Other conquered people accomplish similar feats. A few weeks after Bali, I attended the annual Indigenous People’s Day intertribal powwow in Berkeley. The sun shone, the air was warm. Alternating groups of men, women, children, and then everyone together danced in a one-block grassy space, with drumming, chanting and occasional short speeches of welcome. Some wore elaborate traditional costumes; others were in jeans.
Craftspeople sold art, clothes, and food in booths around the outside of the dance. Most people displayed vibrant energy and beautiful smiles. It was a lovely day.
What struck me most was how many of the Native Americans looked African. Teenaged black girls danced Native steps in flowing orange dresses. These weren’t people playing at being Indians. They had been absorbed into the Native nations, who integrated people and positive aspects of other cultures into their own, and kept going.
Their lives are difficult; money a constant struggle, but they stayed up. Listening to people’s conversations, I heard men talking of enjoying their granddaughters’ soccer games, and women discussing the exercises they were doing to keep healthy. Young adults talked about their college plans. They had somehow incorporated European and African cultures to create something that is undeniably their own. The inspiring scene reminded me of hip-hop culture, which unites youth all over the world by reclaiming pieces of the dominant culture and creating something new with it.
Lao-Tzu says the soft and weak prevail over the hard and strong. Now, in ordinary terms the Native Americans are anything but “weak.” Just to keep living in their situation takes tremendous personal strength, and not all of them make it. Keeping the culture alive must take constant effort. Collectively, the conquering cultures are much bigger and have more power than the Indians do. It’s like huge blocks of rock have been dropped around them and over them. But the Native Americans, like the Balinese, prevail by flowing around these obstacles, instead of fighting against them. Being like water, embracing whatever is dropped on it, nourishing anyone who thirsts.
What could I, not having gone through anything comparable to the Natives or the Balinese (although my ancestors may have), learn from their heroic example? What should we do when confronted with the power of hardness? When troops of hard men in helmets, armed with batons and guns try to sweep people off the street, or planes drop missiles on communities, should people not resist?
Perhaps the answer is different for each person. Charles Darwin wrote, “It is not the strongest of the species who survive, or the most intelligent. It is the one who is most adaptable to change.” How different that is from the way Darwin’s work is always summed up to us: “the survival of the fittest.” It seems that adaptation, survival, and resistance may be different aspects of the same thing.
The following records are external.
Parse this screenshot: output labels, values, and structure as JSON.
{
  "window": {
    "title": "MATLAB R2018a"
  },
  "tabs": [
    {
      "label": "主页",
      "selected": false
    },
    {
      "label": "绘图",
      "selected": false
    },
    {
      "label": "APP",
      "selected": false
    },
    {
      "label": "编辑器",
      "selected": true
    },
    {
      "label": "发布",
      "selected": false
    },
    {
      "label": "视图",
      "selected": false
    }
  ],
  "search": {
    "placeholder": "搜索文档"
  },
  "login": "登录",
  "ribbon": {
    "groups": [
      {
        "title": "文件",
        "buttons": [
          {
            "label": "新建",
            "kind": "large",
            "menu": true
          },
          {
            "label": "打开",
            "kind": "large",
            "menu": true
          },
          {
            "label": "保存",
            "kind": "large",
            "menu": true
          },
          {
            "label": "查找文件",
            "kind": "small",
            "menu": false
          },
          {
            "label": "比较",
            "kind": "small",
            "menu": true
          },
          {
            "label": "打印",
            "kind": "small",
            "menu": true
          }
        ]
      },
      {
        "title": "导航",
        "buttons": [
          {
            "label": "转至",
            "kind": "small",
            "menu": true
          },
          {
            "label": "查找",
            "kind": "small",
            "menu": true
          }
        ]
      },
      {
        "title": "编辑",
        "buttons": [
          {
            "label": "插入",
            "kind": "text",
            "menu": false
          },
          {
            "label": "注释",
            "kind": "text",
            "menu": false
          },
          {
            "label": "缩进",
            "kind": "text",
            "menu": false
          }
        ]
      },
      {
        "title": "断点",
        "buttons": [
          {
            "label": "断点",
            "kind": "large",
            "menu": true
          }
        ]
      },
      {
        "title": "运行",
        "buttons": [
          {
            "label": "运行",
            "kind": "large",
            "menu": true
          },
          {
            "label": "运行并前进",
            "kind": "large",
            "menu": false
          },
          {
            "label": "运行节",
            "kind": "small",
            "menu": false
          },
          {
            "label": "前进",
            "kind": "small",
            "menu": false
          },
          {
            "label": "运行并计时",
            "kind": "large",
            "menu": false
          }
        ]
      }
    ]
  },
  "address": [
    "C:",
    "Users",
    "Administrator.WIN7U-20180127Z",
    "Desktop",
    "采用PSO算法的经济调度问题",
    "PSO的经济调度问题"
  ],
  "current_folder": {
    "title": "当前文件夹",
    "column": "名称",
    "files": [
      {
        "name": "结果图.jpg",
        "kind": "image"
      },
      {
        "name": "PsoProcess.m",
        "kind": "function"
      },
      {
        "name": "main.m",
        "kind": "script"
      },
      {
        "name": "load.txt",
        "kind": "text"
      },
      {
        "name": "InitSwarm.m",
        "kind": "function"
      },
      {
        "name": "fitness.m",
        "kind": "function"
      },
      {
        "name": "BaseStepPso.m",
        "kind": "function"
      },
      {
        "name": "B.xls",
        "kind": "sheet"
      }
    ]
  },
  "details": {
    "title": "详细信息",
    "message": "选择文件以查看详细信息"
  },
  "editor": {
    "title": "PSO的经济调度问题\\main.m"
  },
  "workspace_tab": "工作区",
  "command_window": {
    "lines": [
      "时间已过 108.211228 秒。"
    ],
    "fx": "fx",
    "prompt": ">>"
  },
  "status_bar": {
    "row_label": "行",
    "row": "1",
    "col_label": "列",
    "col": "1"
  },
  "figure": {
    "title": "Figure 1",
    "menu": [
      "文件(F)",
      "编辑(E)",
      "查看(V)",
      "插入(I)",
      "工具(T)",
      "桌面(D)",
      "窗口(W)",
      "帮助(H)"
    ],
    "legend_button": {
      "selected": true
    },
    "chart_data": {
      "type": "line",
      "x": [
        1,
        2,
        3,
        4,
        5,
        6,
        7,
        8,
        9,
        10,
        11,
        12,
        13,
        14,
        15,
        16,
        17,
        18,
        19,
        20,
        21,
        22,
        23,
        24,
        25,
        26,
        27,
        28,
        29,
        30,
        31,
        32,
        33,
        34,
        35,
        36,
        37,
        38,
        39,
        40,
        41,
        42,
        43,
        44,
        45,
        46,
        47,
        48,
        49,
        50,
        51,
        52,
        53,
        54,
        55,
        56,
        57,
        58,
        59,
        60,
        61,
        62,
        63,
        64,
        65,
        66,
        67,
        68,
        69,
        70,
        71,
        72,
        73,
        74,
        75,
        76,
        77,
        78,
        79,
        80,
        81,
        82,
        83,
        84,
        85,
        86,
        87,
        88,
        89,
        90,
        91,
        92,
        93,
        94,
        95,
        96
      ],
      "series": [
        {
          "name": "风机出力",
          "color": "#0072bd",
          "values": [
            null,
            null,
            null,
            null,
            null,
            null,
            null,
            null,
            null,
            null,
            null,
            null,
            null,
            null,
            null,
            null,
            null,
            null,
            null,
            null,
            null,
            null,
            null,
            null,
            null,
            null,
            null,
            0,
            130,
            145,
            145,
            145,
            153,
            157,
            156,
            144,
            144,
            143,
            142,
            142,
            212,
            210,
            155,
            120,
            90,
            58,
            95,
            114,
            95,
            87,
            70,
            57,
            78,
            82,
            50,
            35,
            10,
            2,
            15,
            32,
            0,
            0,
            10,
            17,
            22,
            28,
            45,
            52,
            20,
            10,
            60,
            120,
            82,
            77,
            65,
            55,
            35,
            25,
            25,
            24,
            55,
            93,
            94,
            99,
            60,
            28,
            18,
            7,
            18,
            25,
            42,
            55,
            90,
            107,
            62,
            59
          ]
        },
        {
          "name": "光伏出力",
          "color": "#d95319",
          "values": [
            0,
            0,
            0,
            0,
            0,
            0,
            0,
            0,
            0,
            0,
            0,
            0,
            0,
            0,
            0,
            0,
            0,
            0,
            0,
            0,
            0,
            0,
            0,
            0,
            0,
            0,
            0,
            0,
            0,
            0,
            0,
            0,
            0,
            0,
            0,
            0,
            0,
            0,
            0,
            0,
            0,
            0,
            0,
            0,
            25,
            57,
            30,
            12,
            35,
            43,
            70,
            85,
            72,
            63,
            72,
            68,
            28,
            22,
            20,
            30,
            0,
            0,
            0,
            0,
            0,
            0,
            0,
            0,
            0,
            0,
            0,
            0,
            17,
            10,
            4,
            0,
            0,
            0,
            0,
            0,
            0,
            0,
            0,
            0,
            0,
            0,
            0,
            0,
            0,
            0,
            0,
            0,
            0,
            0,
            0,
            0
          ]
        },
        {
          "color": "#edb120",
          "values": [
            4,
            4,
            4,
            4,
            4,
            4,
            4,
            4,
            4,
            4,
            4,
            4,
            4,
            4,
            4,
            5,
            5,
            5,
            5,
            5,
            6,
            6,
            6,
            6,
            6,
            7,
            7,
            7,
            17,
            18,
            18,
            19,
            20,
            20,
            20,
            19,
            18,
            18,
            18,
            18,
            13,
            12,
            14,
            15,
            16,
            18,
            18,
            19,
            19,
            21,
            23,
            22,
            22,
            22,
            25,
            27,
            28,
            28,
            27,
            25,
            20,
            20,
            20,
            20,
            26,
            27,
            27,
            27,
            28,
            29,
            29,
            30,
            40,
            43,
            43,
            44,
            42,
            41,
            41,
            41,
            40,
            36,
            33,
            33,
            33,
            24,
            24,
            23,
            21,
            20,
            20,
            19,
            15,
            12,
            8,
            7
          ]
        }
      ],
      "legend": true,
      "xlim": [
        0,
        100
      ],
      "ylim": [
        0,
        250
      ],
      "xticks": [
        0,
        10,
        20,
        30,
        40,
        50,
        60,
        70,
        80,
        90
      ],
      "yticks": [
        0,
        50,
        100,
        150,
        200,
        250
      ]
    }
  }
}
So perhaps the best we can do is to be adaptable, be alive. Stay flexible, keep flowing. Even though we die as individuals, things will change. It may take generations, but the hard and stiff will go under. The soft and weak will stay up, and we will hopefully create something beautiful in the process, as the Native Americans and Balinese have..